◆ Exercise description ◆
Show each line of the entries below in which the word "JSON" appears.

◆ Data supplied ◆
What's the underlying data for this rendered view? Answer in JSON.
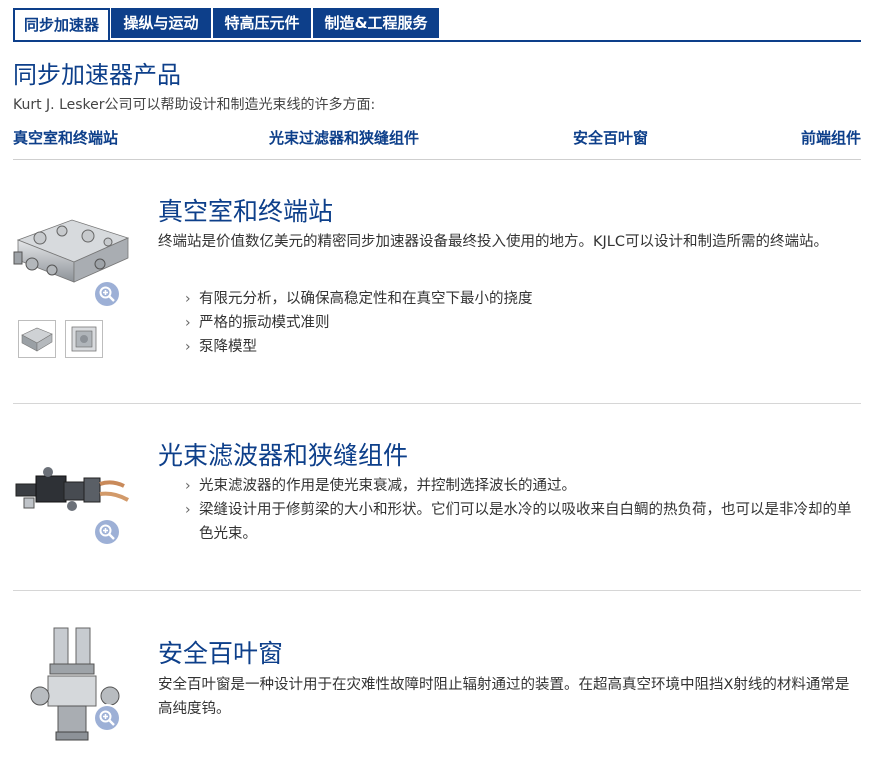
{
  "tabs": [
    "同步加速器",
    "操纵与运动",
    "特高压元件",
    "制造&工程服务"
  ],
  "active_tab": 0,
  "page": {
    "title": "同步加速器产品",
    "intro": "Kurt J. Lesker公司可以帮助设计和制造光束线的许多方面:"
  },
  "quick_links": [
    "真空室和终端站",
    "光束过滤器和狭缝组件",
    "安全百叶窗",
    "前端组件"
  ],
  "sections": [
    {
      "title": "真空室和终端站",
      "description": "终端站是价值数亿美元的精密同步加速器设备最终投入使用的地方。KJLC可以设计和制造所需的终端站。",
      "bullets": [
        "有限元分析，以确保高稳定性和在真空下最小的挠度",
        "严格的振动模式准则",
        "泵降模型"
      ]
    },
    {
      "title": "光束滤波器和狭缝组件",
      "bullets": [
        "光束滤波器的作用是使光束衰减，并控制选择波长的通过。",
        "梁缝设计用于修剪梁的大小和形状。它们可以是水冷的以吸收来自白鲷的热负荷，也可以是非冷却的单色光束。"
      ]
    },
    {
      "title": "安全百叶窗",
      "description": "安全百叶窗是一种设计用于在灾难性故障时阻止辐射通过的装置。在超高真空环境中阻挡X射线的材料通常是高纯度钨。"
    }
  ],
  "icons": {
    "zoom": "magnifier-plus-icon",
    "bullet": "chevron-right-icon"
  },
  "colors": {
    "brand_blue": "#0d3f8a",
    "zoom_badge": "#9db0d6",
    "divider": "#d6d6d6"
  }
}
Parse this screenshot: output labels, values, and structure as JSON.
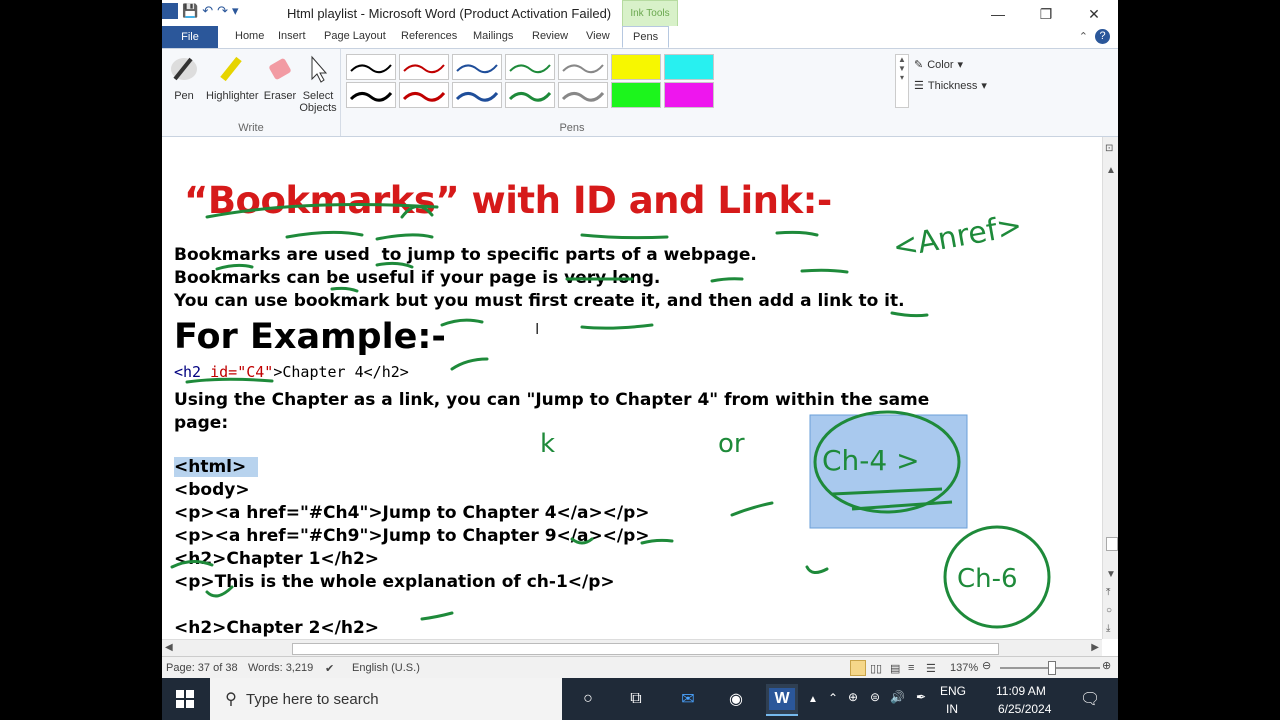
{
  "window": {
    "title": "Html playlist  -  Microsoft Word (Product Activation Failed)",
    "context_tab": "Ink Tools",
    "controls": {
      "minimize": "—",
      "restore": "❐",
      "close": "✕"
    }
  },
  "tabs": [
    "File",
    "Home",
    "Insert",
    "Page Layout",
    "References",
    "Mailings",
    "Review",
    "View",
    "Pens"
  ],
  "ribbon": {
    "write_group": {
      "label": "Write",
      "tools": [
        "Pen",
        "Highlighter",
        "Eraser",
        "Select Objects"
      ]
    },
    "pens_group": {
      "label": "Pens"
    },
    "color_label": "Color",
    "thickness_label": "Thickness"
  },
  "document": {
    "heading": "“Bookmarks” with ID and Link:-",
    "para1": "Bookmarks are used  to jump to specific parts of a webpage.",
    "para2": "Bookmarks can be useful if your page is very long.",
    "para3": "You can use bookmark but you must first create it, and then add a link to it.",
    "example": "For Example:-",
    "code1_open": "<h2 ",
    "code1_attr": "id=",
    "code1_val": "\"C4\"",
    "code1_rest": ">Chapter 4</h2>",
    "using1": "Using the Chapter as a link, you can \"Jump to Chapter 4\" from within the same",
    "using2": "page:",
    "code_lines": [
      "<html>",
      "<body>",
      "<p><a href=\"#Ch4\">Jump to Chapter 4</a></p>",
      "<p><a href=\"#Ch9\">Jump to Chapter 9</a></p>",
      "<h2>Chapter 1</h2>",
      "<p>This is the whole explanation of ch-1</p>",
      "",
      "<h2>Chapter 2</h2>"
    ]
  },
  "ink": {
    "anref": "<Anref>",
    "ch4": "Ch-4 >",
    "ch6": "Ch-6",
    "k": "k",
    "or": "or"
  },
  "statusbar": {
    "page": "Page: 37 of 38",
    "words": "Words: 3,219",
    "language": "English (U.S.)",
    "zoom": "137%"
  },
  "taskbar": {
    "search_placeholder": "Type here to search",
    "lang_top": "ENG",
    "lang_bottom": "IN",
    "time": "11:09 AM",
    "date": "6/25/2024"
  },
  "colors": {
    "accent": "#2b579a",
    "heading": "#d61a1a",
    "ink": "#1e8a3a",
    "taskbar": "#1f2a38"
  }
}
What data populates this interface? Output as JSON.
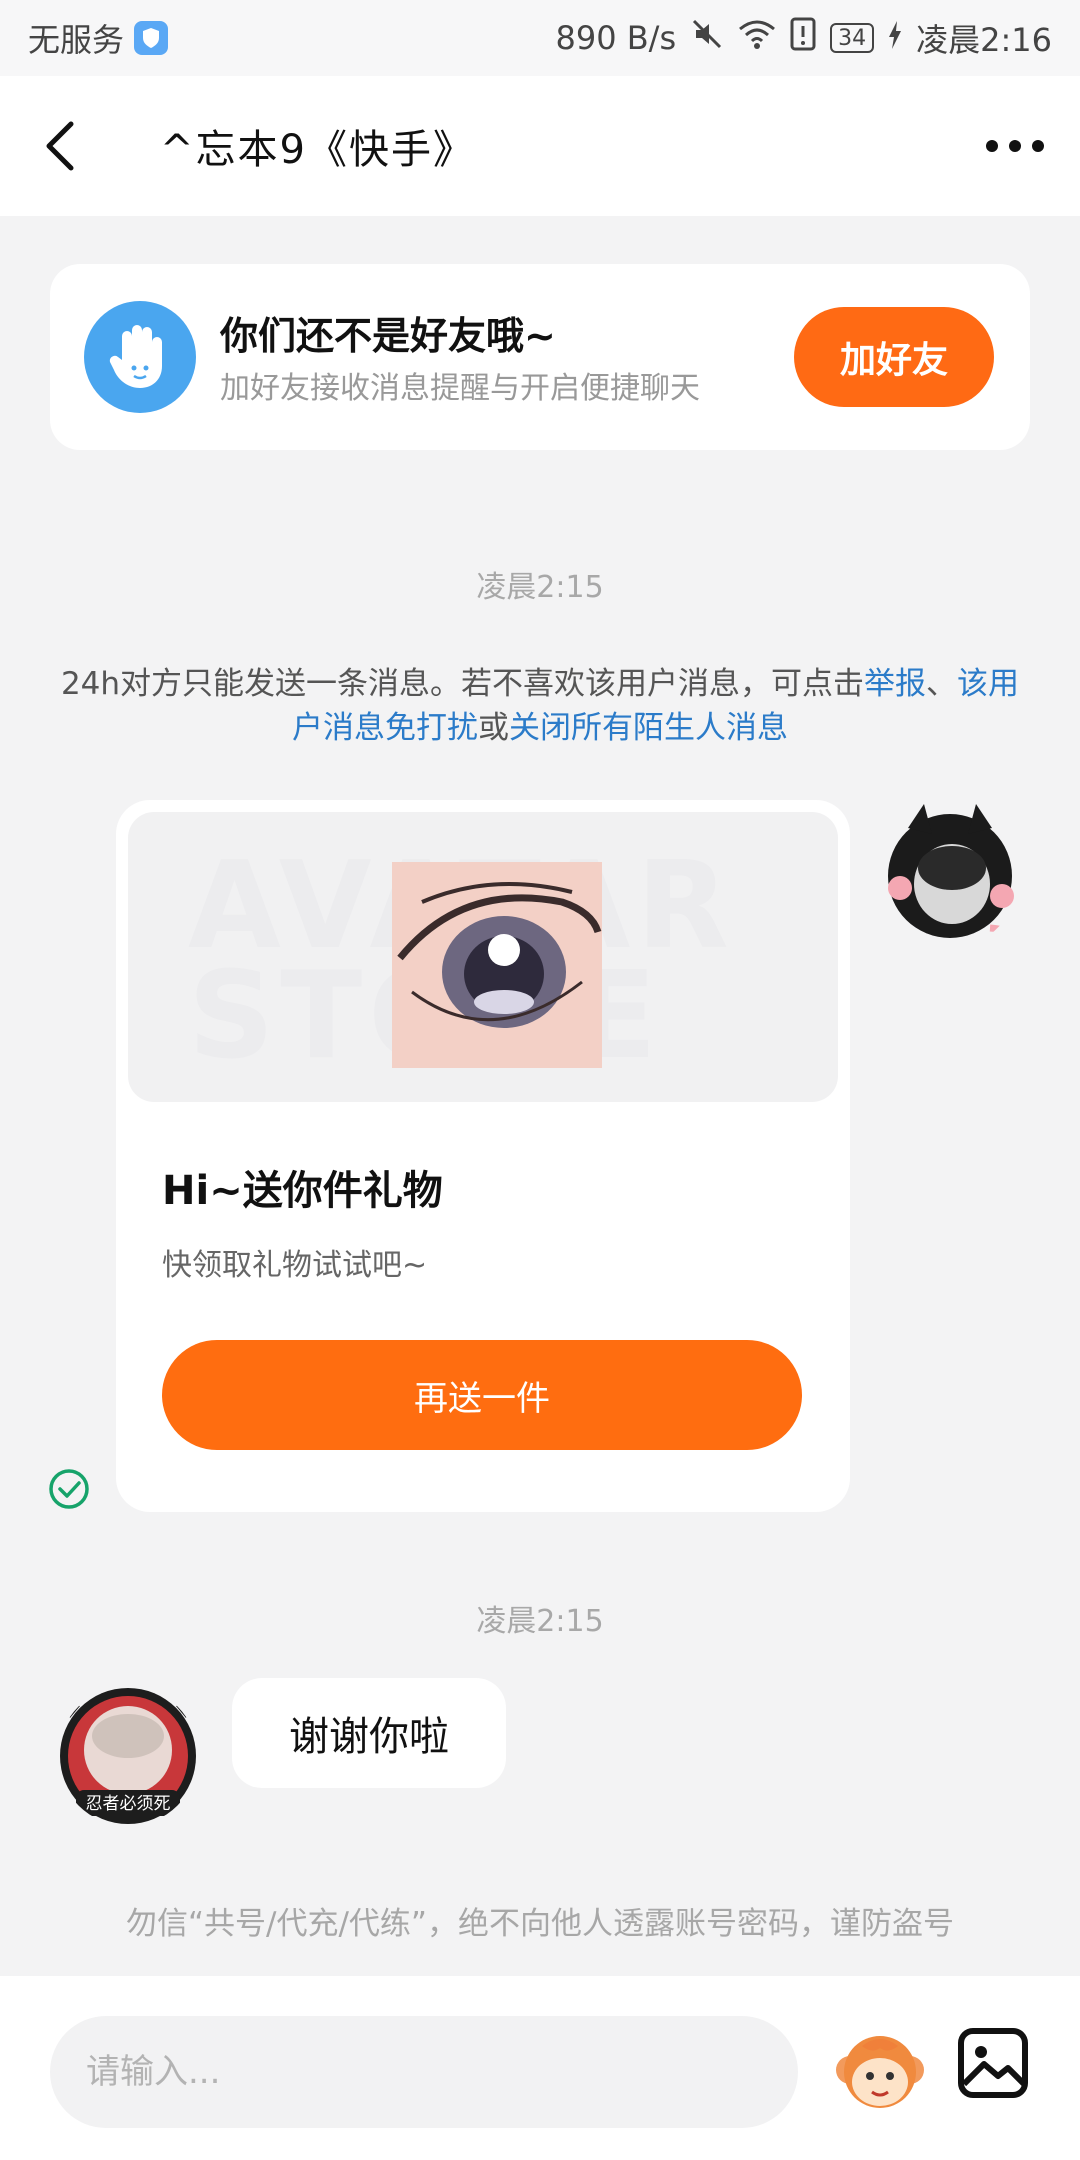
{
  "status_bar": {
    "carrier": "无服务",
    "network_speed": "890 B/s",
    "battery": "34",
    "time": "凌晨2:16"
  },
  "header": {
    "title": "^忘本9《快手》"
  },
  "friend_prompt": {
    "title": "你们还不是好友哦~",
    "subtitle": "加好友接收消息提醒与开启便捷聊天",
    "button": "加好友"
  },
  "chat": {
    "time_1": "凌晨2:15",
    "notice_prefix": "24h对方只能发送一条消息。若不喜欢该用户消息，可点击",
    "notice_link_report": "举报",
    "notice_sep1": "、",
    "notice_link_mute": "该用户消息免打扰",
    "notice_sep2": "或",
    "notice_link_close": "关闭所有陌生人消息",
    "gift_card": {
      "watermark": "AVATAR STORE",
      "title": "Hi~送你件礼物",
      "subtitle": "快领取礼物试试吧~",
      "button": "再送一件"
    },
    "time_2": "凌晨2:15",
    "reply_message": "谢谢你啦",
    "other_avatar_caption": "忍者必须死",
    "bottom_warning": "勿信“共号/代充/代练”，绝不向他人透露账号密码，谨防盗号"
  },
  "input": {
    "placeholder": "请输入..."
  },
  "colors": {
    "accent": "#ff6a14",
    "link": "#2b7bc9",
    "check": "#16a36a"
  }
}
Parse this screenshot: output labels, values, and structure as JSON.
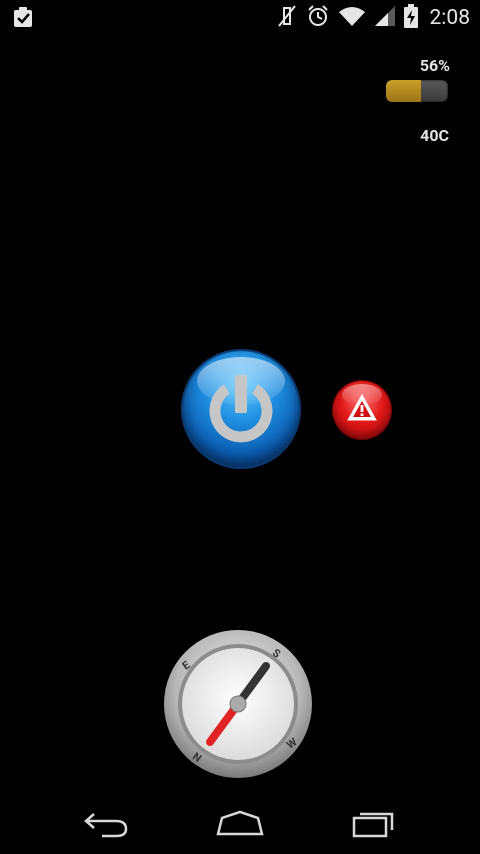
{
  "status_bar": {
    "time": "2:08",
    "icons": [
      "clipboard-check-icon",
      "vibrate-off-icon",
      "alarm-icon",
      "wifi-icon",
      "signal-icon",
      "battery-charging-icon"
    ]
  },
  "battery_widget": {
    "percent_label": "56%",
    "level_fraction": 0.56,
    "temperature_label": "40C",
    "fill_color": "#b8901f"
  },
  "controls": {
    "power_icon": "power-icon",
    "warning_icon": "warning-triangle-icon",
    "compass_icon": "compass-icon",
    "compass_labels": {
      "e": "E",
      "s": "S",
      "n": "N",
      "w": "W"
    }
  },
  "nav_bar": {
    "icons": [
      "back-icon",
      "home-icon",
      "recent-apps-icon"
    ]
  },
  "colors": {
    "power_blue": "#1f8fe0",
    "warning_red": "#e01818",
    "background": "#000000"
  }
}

◆ Answer ◆
What's the underlying data for this rendered view? Answer in JSON.
Parse this screenshot: output labels, values, and structure as JSON.
What data populates this interface? Output as JSON.
Parse this screenshot: output labels, values, and structure as JSON.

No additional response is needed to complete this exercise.